What do you do when you’re feeling stressed?
A. Eat too much
B. Drink too much
C. Sleep too little
D. Worry and obsess
E. Zone out in front of the TV
G. Go shopping
Whether it’s one, two or all of the above, though some might feel good, none will help do much to relieve your stress (at least not in a constructive manner) - at least not permanently.
The number one thing you need to do? Relax. That goes a long way to reducing your stress symptoms. It can slow your heart rate, slow down your breathing, improve your mood and concentration, reduce fatigue, increase flow to your major muscles, reduce the activity of stress hormones and so much more.
Sure, easier said than done, you might be thinking. If I could relax, don’t you think I’d be doing it already?
Learning the basics is easy. Relaxation techniques also carry the benefit of being risk-free, costing little or nothing - and you can them wherever you go.
For the ultimate benefit, use them along with other coping strategies, like positive thinking, humor, time-management, and surrounding yourself in the company of good friends and family.
Just remember – practice makes perfect. Hone your skills with some of these tried and true methods.
Deep Breathing. Call it what you will – a way to distract yourself or an excuse to lie on the couch – but simple, focused breathing increases the brain’s supply of oxygen, stimulate your parasympathetic nervous system and result in a state of calmness and relaxation. We all know how to breathe, of course, but do you really know the best way to breathe? There are many ways, but here’s a quick one that takes just six seconds. It’s called the “quieting response” because that’s what it can do – shut off the stress that is flowing through your body.
1. Relax the tension in your shoulders by “smiling inwardly” using your eyes and mouth.
2. Take a deep breath in while imagining holes in the soles of your feet.
3. Visualize hot air moving through these holes, traveling slowly up your legs, passing through your abdomen and filling your lungs. As you do this, relax each muscle.
4. Exhale, then reverse what you visualized above; picture the hot air coming out of those same holes in your soles.
Visualization (Guided Imagery). There’s nothing better for reducing stress than getting away to your happy place. But travel is not always practical or possible. Take yourself on a visual journey to escape from your negative or stressful feelings, by conjuring up mental images of a calm, relaxing place. Get comfy, close your eyes, and let all your senses chime in – smell, sound, sight and even touch.
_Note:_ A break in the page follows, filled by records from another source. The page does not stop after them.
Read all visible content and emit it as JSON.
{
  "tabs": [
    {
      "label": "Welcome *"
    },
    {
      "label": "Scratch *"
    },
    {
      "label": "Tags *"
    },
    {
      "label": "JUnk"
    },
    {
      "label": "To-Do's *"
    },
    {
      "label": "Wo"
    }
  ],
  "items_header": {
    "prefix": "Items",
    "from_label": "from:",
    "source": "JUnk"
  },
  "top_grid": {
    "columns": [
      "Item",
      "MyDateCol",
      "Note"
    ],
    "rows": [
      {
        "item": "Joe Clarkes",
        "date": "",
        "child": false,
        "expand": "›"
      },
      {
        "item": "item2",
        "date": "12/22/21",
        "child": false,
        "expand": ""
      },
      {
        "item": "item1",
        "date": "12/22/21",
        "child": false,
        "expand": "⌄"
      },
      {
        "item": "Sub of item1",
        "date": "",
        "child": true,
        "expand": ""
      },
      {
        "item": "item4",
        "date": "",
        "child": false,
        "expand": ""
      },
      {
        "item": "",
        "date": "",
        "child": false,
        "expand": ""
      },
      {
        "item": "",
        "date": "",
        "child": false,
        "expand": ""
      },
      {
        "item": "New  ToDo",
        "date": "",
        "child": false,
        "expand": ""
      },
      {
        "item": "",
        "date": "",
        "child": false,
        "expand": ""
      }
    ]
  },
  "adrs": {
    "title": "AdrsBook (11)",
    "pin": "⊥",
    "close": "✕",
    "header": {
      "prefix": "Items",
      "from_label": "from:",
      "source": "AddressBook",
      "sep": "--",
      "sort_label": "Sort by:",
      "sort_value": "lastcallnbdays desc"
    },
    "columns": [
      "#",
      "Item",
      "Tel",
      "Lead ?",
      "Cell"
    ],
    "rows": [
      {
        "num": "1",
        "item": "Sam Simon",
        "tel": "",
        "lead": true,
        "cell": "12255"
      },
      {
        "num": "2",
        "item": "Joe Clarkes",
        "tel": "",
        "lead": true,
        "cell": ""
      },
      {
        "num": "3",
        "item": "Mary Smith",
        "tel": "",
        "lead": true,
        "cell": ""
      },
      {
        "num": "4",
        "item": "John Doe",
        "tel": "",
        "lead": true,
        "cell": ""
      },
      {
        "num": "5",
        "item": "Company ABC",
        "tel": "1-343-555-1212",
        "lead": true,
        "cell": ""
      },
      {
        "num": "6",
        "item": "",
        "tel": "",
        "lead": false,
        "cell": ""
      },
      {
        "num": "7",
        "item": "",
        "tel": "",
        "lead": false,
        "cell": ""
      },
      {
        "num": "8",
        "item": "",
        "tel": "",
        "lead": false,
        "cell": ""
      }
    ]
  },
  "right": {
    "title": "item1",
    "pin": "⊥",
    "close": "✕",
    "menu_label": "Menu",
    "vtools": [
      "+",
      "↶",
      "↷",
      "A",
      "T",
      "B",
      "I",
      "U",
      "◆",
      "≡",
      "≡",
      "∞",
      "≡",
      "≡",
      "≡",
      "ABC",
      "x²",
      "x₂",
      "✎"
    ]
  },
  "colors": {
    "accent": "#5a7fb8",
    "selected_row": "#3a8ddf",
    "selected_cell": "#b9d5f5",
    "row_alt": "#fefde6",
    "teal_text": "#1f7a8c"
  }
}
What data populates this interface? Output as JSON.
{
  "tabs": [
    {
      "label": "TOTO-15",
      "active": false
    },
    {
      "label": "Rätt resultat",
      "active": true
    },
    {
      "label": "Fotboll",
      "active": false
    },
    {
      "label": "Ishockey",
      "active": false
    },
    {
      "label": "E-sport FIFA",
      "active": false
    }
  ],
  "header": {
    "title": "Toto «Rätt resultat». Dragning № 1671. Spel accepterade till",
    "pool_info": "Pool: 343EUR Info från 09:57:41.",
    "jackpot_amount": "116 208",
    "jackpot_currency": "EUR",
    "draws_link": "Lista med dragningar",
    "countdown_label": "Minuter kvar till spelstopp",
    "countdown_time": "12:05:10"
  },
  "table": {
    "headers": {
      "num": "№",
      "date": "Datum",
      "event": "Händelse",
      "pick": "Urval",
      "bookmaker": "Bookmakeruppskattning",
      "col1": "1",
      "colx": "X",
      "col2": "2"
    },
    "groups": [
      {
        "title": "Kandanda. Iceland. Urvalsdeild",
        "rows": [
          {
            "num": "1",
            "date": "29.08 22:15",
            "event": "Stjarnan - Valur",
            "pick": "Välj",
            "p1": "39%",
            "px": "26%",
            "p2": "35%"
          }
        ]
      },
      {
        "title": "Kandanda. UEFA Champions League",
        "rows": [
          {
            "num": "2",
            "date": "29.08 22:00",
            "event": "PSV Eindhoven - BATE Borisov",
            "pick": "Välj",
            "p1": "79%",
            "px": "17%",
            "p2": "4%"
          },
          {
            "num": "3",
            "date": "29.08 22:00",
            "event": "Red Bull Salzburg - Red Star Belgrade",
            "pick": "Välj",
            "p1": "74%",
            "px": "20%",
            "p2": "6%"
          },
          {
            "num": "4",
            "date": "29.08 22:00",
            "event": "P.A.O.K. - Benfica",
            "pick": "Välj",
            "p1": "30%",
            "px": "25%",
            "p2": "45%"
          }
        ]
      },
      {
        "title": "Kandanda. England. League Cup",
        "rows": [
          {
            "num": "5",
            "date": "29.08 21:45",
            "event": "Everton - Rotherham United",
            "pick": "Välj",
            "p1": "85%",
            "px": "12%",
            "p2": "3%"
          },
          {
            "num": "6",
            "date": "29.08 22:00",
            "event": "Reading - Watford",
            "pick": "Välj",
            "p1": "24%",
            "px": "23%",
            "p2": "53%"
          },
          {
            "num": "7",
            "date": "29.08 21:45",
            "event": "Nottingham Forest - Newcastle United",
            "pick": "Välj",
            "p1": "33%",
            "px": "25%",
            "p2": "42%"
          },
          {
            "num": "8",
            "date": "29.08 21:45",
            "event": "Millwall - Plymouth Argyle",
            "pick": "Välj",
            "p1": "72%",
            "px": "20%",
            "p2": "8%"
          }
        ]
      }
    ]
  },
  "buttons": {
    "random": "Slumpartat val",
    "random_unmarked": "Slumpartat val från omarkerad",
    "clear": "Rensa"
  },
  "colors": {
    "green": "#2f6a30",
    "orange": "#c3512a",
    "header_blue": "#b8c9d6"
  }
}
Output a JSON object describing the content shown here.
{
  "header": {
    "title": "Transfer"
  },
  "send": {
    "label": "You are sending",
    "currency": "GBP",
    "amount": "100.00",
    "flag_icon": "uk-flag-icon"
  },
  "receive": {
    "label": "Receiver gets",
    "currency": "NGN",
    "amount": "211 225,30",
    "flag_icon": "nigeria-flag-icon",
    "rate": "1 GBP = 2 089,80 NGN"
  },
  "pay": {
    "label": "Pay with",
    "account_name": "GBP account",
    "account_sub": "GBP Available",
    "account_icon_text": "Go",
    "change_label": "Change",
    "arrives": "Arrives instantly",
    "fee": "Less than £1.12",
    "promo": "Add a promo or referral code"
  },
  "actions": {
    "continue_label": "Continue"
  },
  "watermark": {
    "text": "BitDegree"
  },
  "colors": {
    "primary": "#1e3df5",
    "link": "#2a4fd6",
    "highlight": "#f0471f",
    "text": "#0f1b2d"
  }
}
You may not actually be relaxing on that fabulous sun-soaked Caribbean beach, but by imagining the feeling of the warmth of the sun, the sound of the waves and the smell of a salty beach, you might as well be.
Progressive Muscle Relaxation. Tight, tense muscles…hardly a scenario for relaxation; more a set-up for things like a migraine or backache. That’s why you need to loosen up your muscles, which have a way of reacting to stress with knots, spasms and painful contractions. This technique (also known as Jacobson relaxation) involves slowly tightening and relaxing various muscle groups. Though there are many ways to do this, one, recommended by the Mayo Clinic, involved beginning at your toes and progress slowly to your neck and head; tense each muscle for a minimum of five seconds; then repeat.
To give the relaxation response a double whammy, try combining it with guided imagery and breathing exercises.
Meditation. There are so many varieties of this ancient Buddhist tradition. One thing people say is that they “can’t meditate.” Their mind wanders, or they squirm and quickly lose interest. Mindfulness Meditation, (MBSR) is a good one to get started with: it encourages you to observe those runaway thoughts as they drift through your consciousness. The goal? To simply be aware of them - don’t criticize them - and let them go, returning to the present moment.
The idea is not to quiet your mind, or to get yourself into a state of eternal calm, but rather to pay attention to the present moment, no judgment allowed. Here are some tips to get you situated on the road to a calmer self: http://www.mindful.org/meditation/mindfulness-getting-started/